Vigorous trees form a ridge a callus tissue around the margins of the canker, limiting its
spread. Rapidly spreading cankers lack calluses. Often, both twig dieback and trunk
cankers are present on the same tree. Some trees affected by these diseases may decline
rapidly and die in a year or two. More vigorous trees may persist with multiple cankers
for years, perhaps decades.
Deep waterings may help prevent twig dieback (but see the cautions below). Minimizing
bark injury is the key to prevention of cankers. Since madrone bark is so thin, it is easily
damaged by sunscald that may occur when the trunk is suddenly exposed to the sun, or
by mechanical wounding.
Once the diseases are established, there’s not much you can do. No fungicides are known
to be effective. However, if caught early, pruning and burning individual cankered
branches seems worthwhile. If the canker is partway up a branch, cut it a foot or so
below the visible canker margin, since the fungus may have spread into the wood.
Madrone root diseases
These diseases affects the roots and tree trunk. Cankers (areas of diseased tissue) are
usually near the base of the tree but may occur further up the trunk. The infected bark is
brown and the sapwood may also be discolored. Loss of foliage, and small, curled leaves
are common symptoms. Infected trees often die, sometimes rapidly. Moist soil conditions
favor the fungus; hence over-watered trees or trees growing in poorly drained soils are
most susceptible.
The main way to avoid root disease problems to avoid overwatering. For yard trees,
frequent waterings (every day or two) on flat or poorly drained ground, and/or heavy clay
soils are a recipe for trouble. While some individual madrone trees may do OK in these

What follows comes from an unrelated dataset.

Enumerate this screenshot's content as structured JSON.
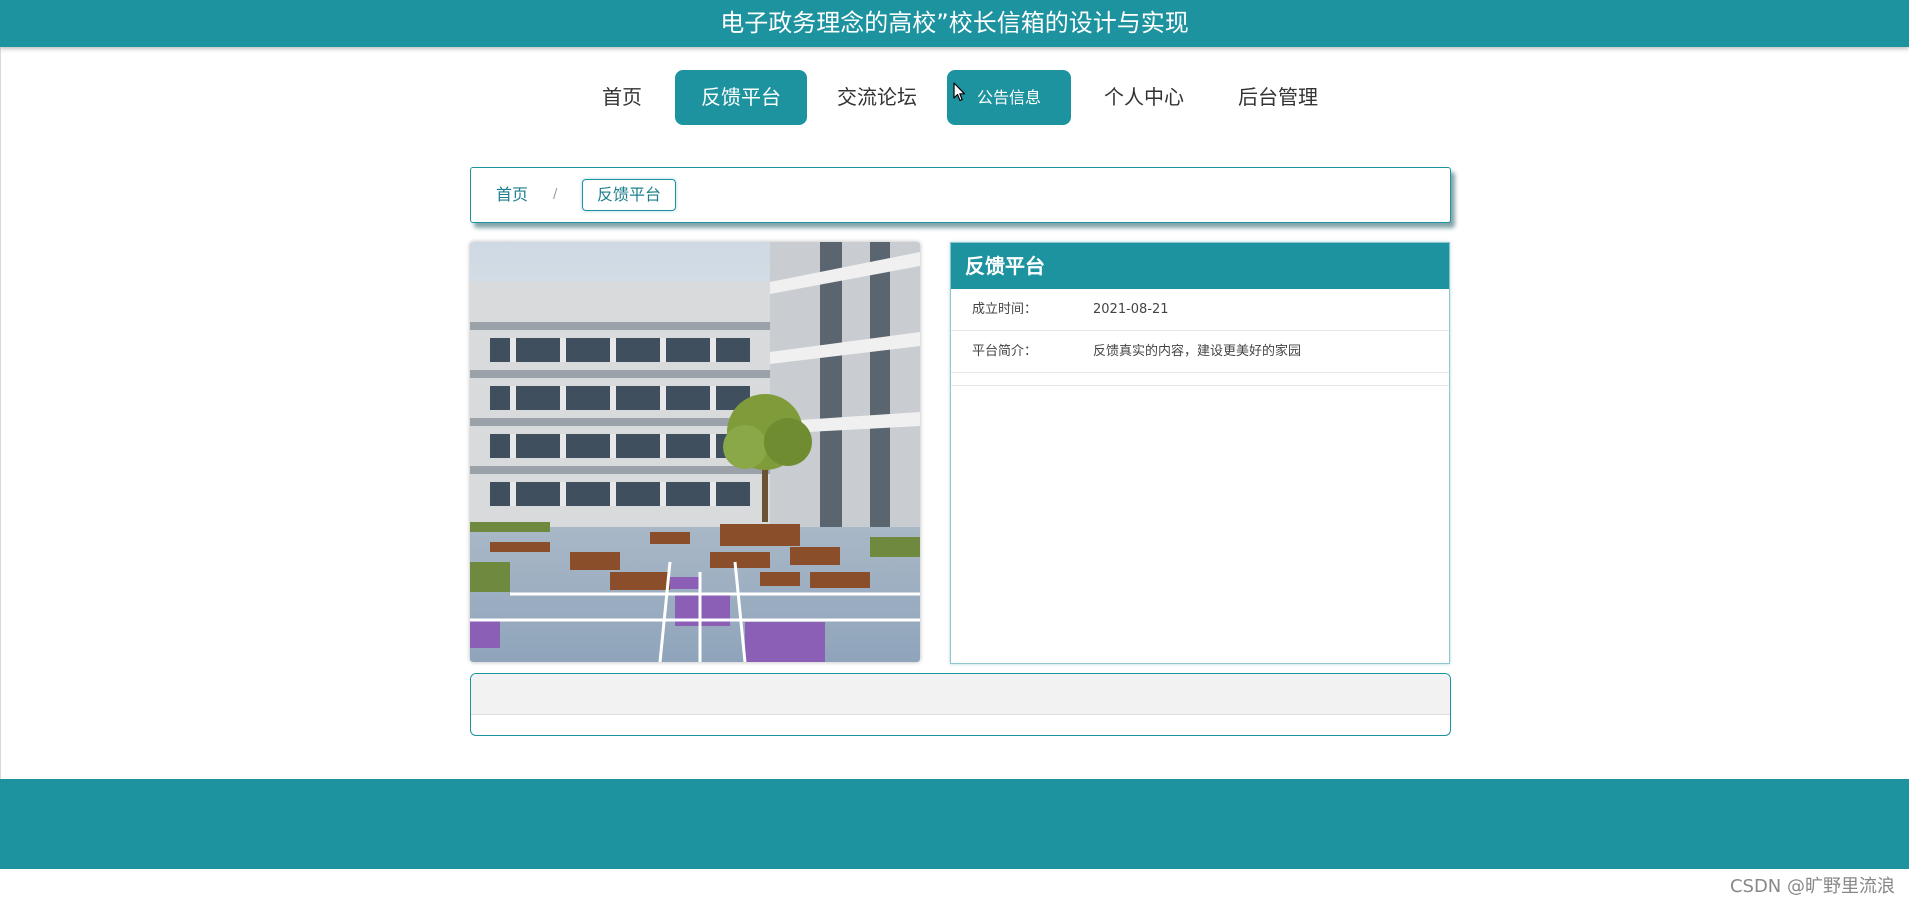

situations, the risk of developing root disease is much higher. On the other hand, deep
waterings every two weeks or so underneath the drip line but well away from the trunk
may promote tree vigor during extended summer dry spells.
Some concluding thoughts...
After looking at a lot of sick madrone trees, I’ve concluded there are two common
situations where it experiences the most problems. One is when it is growing in a dense
forest where it is shaded. These shady environments are more humid, and thus more
disease-prone. But more importantly, madrone is shade intolerant. If the tree’s canopy is
not receiving full sunlight, it will decline and eventually die. That’s the natural process is
a forest with Douglas-fir and other conifers that can grow in the shade of madrone and
eventually overtop it. If you have large, “character” trees in such a situation, gradually
releasing them by thinning underneath and around them will extend their lifespan.
The other common situation is when people invade an area where madrone are growing.
We put in driveways, trenches, homesites, run over the ground with heavy equipment,
backfill over the existing soil surface, then install lawns and water them daily, all of
which damage or kill roots. Dense stands of trees are suddenly exposed to full sun,
leading to sunscald and bark injury. These impacts may be unavoidable. But the stress
on trees is cumulative, and it shouldn’t be a surprise when they decline in health.
Max Bennett
Madrone caker spiralling up trunk (R. Byther photo)
Leaf spots (R. Byther photo)
Foliage blight closeup. Looks bad, won't kill the tree. Note healthy green bud (D. Shaw photo).
Tree with foliage disease (D. Shaw photo).